Balji wrote, of course, about his experience running TNP and TODAY, but they were scattered through different chapters. Tantalising bits and pieces surface like the pressure from the late SPH chairman Lim Kim San for TNP to turn in a profit or else. He describes his 10 years as editor as his university of life and mentions the people who were in the newsroom liberally, citing their go-getting instincts and creativity.

The TNP of old that was in Times House at Kim Seng Road is the most amazing little paper I know. I agree with Balji that its reporters are among the toughest, and its artists among the best that can be found in Singapore.
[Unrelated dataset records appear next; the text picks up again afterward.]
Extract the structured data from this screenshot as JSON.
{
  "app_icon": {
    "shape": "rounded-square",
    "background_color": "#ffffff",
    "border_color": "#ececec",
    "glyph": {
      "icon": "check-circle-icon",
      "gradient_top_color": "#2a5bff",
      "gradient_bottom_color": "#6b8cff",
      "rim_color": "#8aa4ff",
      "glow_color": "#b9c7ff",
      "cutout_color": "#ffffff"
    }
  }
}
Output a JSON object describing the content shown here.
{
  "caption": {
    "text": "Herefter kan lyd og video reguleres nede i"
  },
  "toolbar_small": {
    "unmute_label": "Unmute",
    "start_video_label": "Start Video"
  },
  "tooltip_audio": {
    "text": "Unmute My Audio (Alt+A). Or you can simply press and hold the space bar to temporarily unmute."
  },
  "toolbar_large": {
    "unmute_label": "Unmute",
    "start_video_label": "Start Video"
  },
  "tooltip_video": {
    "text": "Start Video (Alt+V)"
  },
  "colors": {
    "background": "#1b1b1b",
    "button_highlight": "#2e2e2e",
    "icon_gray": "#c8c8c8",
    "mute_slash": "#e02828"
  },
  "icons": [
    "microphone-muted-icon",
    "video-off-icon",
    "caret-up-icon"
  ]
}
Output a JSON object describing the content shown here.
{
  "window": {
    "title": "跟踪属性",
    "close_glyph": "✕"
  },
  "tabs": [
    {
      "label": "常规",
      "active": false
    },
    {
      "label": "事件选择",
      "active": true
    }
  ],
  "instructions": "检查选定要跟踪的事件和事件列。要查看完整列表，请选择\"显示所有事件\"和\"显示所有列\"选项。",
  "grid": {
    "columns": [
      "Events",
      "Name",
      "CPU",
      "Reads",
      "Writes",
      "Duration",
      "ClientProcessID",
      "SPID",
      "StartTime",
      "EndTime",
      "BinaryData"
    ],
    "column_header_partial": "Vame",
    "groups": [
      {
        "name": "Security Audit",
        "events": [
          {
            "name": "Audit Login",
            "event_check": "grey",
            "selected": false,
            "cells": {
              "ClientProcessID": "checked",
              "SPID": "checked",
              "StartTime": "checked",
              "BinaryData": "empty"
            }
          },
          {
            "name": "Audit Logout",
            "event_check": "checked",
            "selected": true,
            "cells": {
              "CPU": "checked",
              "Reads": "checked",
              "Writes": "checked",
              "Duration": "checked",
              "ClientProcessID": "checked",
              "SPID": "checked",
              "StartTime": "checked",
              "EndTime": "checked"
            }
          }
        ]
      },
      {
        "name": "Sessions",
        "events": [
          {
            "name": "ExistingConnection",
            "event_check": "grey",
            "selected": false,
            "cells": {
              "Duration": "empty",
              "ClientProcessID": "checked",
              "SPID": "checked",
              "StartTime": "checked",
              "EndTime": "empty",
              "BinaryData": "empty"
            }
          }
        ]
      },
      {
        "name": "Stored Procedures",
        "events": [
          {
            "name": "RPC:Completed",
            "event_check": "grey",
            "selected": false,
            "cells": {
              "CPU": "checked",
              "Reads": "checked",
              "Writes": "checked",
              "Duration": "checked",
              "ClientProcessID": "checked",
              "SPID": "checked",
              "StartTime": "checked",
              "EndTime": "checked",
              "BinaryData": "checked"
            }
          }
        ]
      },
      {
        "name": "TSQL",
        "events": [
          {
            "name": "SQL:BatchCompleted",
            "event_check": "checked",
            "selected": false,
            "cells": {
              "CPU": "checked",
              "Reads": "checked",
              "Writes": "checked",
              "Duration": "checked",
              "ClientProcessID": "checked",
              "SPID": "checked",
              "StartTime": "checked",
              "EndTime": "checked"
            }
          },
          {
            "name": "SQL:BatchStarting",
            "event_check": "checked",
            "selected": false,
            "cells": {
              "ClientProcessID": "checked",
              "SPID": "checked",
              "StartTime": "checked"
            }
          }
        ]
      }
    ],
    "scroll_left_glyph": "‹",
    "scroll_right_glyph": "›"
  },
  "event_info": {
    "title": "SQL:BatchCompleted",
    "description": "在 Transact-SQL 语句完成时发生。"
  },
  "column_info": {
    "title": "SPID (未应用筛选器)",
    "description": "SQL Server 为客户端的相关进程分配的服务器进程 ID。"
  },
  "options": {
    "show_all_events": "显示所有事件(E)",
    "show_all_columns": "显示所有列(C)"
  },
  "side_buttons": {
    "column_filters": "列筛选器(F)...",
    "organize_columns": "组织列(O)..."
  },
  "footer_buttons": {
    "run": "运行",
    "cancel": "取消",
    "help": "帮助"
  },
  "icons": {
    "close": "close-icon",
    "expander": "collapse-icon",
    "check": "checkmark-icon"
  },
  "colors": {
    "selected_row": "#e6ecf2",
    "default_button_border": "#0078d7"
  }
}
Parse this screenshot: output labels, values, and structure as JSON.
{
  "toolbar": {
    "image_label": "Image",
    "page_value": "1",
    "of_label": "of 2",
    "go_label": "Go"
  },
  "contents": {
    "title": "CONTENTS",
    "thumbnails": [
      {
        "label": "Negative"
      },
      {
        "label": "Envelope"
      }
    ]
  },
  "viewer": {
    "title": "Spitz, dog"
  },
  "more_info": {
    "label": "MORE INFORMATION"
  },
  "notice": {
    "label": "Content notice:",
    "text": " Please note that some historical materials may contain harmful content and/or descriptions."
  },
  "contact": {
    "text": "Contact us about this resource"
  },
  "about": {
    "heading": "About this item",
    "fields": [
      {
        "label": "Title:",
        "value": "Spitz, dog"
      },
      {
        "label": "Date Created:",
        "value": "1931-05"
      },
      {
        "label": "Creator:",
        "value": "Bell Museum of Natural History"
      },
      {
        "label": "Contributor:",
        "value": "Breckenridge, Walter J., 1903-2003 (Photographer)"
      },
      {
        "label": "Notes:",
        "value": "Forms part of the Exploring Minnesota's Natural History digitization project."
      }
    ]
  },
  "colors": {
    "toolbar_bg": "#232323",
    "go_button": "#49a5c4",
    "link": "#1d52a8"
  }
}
You will never see the likes of the old TNP again, with its big, bold and confrontational headlines. It was balance of sex, crime and sport but with enough explanatory journalism to keep the G off its back. Now, it’s just a free mini-ST.

Methinks Balji should write a full book on TNP, its rise and hey days and how it had to conceptualise and re-conceptualise its editorial formula to gain more advertising and greater readership. He should document its rocky start, when he was deputy to Peter who was editor of the new product. They would be good pointers for anyone who wants to create a start-up. He could give more examples of how TNP covered stories that the big aircraft carrier, ST, also did. This is important as people tend to forget that there are many ways to tell a story, and from different perspectives.

Then he should follow up with another book on starting up TODAY for the rival Mediacorp. I recall the consternation among SPH senior editors when told that one of their number had gone to the other side and will be taking them on.

Balji writes matter-of-factly that he was restless after being at the helm of TNP for so long and had asked a foreign posting, which was rejected.  So when a head-hunter called to ask if he would like to start a newspaper, he took the job. I have often wondered how Balji felt about his former colleagues who thought he had “sold out” to the competition. I recall the disdain some people felt about a tabloid editor taking on the mighty ST.

In his book, he talked about heart-stopping moments on launch day because the printing company, which had never taken on an order for 300,000 copies a day, was having trouble getting the presses to operate smoothly. He didn’t pull back his punches when he talked about how the SPH marketing tried to scare away advertising by rubbishing the upstart and how its circulation department staff followed the trucks that were delivering the newspaper so that they would have an idea of its distribution strategy.

It’s time to record this piece of media history for posterity. I only hope that if Balji does take this on, the two companies would co-operate with information and documents.

As Balji himself said in his author’s note:

Both newspapers broke new ground in Singapore media history: The New Paper as the only afternoon newspaper ever to top 50,000 in daily sales; and TODAY for unlocking The Straits Times stranglehold on the morning newspaper market. 

I know what Balji will say to me when he reads this column: Bertha, why don’t you write a book? I’m still thinking, Balji. Still thinking.